Syl, looking slick (and wicked)
I said bayyyybeee…your dresses too short!
It’s Syl Johnson kids.
The one, the only, blues wailing, soul singing, harmonica wrassling, Sock It To Me man, running the route between Mississippi and Chitown, and like he said, your dresses too short (though I’m having a hard time seeing his point of view).
A few weeks ago I dropped Mr. Johnson’s name in reference to an excellent cover version of one of his best tunes, the mighty ‘Is It because I’m Black’, as offered by one Ken Boothe, reggae singer extraordinaire. Mr Boothe will be featured in this space, laying down that very same song in a few short weeks (during Funky16Corners all-Jamaican week, really…).
Syl Johnson is one of those cats, that despite being a dependable R&B hitmaker for almost 20 years, starting out with Chicago’s storied Twinight imprint, and then moving on to even more fine work in the hallowed Memphian halls of the Hi label (home to the right Rev. Green – “Al” to his friends – Anne Peebles and Willie Mitchell among others).
As I said, he erupted from Mississippi, and crash landed in Chicago in the late 50’s, working for legends like Magic Sam (the cat that makes me wish I had a blues blog on the side), Junior Wells and Billy Boy “I Wish You Would” Arnold, before making it into the studio with the laconic (some would say somnolent), and highly influential blues giant Jimmy Reed.
He started laying down his own wax for Federal that same year, making a number of 45s for that label into 1962.
Between ’62, and ’67 when he made his first sides for Twinight he recorded for a few small labels. He had one of his biggest hits right out of the gate with ‘Come On Sock It To Me’, his very first single for Twinight. An outstanding example of rough-edged sock soul, it can also be found in its non-vocal form on the Shama label as played by Syl’s backing band The Deacons (featuring Syl’s brother Jimmy on guitar). It’s a nice slice of mid-60’s organ bashing and remains rather affordable (at least the last time I checked). The Deacons version – ‘Sock It To Me’ hit the R&B Top 40 in December of 1968, just a month after ‘Dresses Too Short’ did the very same thing.

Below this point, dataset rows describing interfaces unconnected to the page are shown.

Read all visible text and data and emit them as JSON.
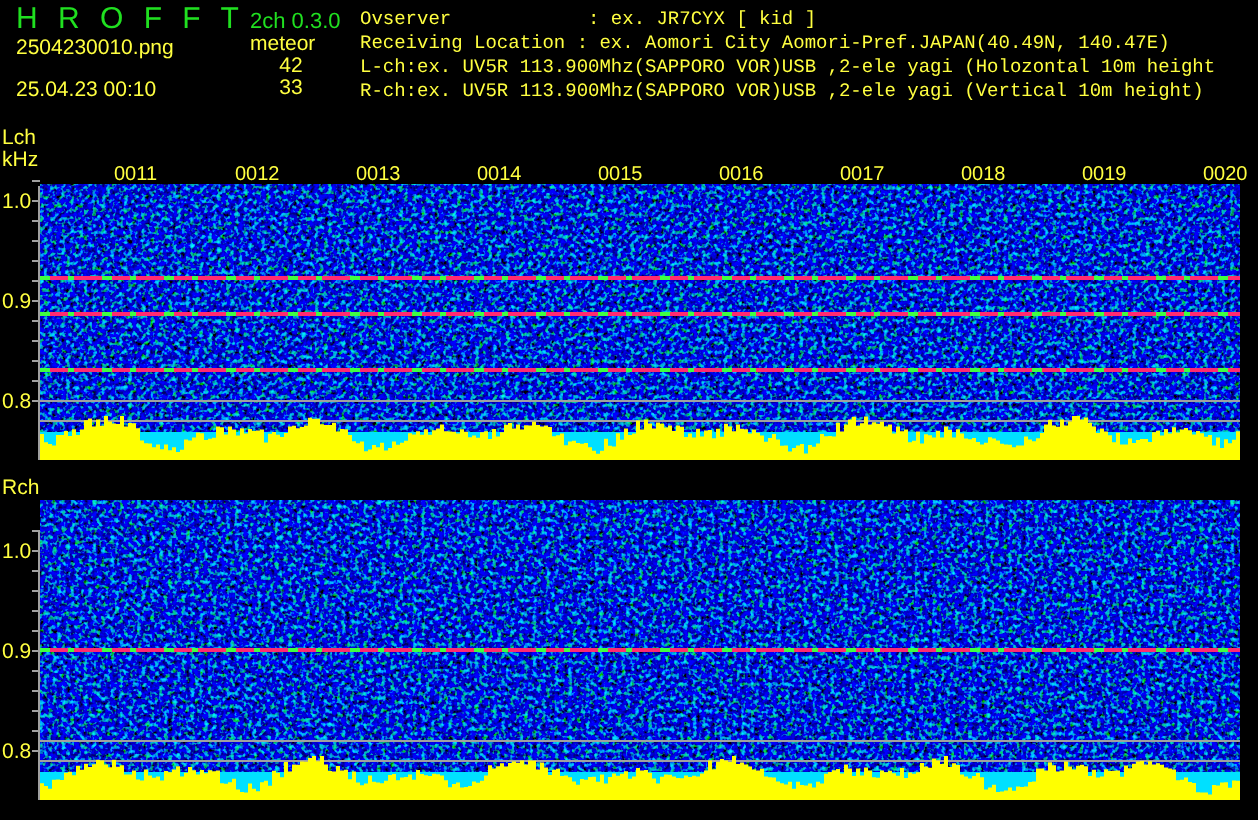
{
  "app": {
    "title": "H R O F F T",
    "version": "2ch 0.3.0",
    "mode": "meteor",
    "filename": "2504230010.png",
    "timestamp": "25.04.23 00:10",
    "counts": [
      "42",
      "33"
    ]
  },
  "info_lines": [
    "Ovserver            : ex. JR7CYX [ kid ]",
    "Receiving Location : ex. Aomori City Aomori-Pref.JAPAN(40.49N, 140.47E)",
    "L-ch:ex. UV5R 113.900Mhz(SAPPORO VOR)USB ,2-ele yagi (Holozontal 10m height",
    "R-ch:ex. UV5R 113.900Mhz(SAPPORO VOR)USB ,2-ele yagi (Vertical 10m height)"
  ],
  "time_labels": [
    "0011",
    "0012",
    "0013",
    "0014",
    "0015",
    "0016",
    "0017",
    "0018",
    "0019",
    "0020"
  ],
  "panels": [
    {
      "channel": "Lch",
      "unit": "kHz",
      "yticks": [
        "1.0",
        "0.9",
        "0.8"
      ]
    },
    {
      "channel": "Rch",
      "yticks": [
        "1.0",
        "0.9",
        "0.8"
      ]
    }
  ]
}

‘Dresses Too Short’, a similarly savage entry into the Big Book of Fine Chicago Soul Sides, though committed to wax in the Windy City, sounds as if Syl dragged the gang back down below the Mason-Dixon line for the session. The drums, they snap, the gee-tar, she twangs, the organ grinds and the horns sound like they wafted in on a strong wind from McLemore Ave. It’s a lively take on, if I may borrow a phrase from Mr. Lou Courtney – “chick check’n” – and sounds like the sound produced by a hot room full of funky butts, cheap wine and Continental suits.

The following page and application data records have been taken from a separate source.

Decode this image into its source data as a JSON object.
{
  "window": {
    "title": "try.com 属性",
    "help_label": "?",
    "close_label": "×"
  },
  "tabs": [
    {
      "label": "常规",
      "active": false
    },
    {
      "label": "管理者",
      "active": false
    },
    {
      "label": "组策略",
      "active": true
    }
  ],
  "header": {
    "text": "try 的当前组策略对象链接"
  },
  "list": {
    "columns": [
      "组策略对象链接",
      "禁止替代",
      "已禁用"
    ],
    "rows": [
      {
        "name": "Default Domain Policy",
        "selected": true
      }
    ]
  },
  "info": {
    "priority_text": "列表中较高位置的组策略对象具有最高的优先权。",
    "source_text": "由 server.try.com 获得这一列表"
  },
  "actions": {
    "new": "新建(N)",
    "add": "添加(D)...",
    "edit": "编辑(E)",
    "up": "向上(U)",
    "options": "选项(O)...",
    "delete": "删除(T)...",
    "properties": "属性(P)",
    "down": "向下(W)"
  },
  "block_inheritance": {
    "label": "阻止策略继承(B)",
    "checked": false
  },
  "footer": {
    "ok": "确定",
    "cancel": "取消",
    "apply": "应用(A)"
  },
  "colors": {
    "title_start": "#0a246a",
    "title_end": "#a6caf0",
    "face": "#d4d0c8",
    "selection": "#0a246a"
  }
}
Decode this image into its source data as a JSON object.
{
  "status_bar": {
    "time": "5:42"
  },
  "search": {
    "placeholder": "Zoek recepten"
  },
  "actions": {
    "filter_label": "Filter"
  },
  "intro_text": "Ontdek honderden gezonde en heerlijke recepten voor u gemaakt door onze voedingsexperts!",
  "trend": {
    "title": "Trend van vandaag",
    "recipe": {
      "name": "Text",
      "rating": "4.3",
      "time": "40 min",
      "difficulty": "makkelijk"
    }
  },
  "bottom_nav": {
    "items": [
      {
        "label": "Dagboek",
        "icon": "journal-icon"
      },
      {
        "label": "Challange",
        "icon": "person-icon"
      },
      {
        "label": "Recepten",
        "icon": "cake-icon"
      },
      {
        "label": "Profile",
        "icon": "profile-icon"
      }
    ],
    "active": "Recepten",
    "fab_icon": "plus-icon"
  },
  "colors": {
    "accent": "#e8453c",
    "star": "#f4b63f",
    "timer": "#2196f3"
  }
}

That’s a PARTY son!
When Syl, who wails mightily starts going on about how,
You’re looking good
You’re looking so good, now
When you sock it to me
Rock it to me one more time
I can’t stand it
I’m going out of my mind
I said BAYYYBEEEE
You wear your dresses too short!
You’re there in the room with him, reaching up to mop the sweat from his brow, so his vision of such a fine, fine woman should not be in any way obscured.
The flip side, ‘I Can Take Care of Business’ is a very tasty soul ballad that incorporates a bit of Syl’s blues past.
Very nice 45 indeed.
NOTE: This, otherwise known as the regularly scheduled Friday post, is going up tonight on account of I got some bidness to take care of on the morrow. I’ll be back on Monday with a week of some high quality New Orleans sounds, including a new installment of Funky16Corners Radio.